[Start of Attachment]
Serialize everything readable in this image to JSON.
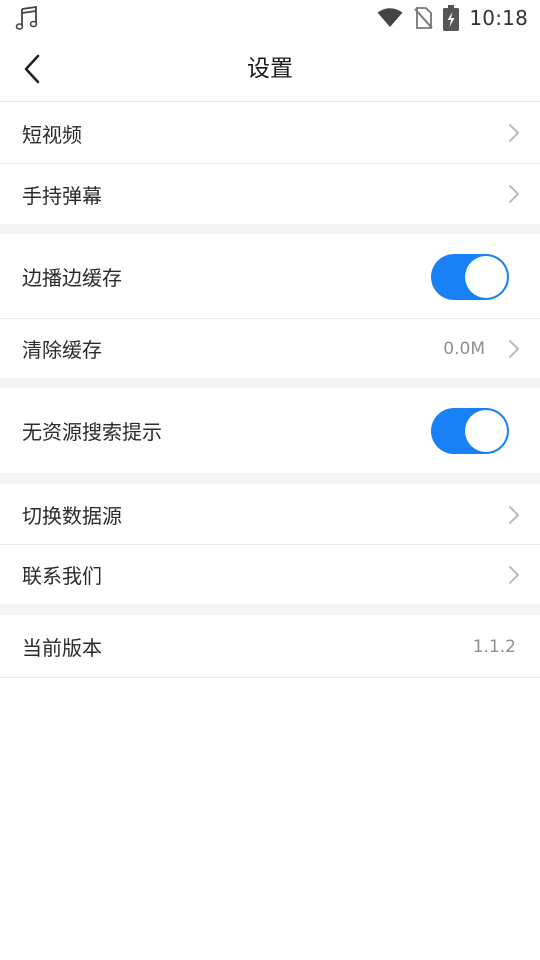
{
  "status_bar": {
    "time": "10:18",
    "icons": [
      "music-note-icon",
      "wifi-icon",
      "no-sim-icon",
      "battery-charging-icon"
    ]
  },
  "header": {
    "title": "设置",
    "back_icon": "chevron-left-icon"
  },
  "sections": [
    {
      "items": [
        {
          "label": "短视频",
          "type": "link"
        },
        {
          "label": "手持弹幕",
          "type": "link"
        }
      ]
    },
    {
      "items": [
        {
          "label": "边播边缓存",
          "type": "toggle",
          "on": true
        },
        {
          "label": "清除缓存",
          "type": "link",
          "value": "0.0M"
        }
      ]
    },
    {
      "items": [
        {
          "label": "无资源搜索提示",
          "type": "toggle",
          "on": true
        }
      ]
    },
    {
      "items": [
        {
          "label": "切换数据源",
          "type": "link"
        },
        {
          "label": "联系我们",
          "type": "link"
        }
      ]
    },
    {
      "items": [
        {
          "label": "当前版本",
          "type": "info",
          "value": "1.1.2"
        }
      ]
    }
  ],
  "colors": {
    "accent": "#1a80f5",
    "section_gap": "#f4f4f4",
    "divider": "#e8e8e8",
    "value_text": "#8f8f8f"
  }
}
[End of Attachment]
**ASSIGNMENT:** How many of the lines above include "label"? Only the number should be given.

**OUTPUT:** 8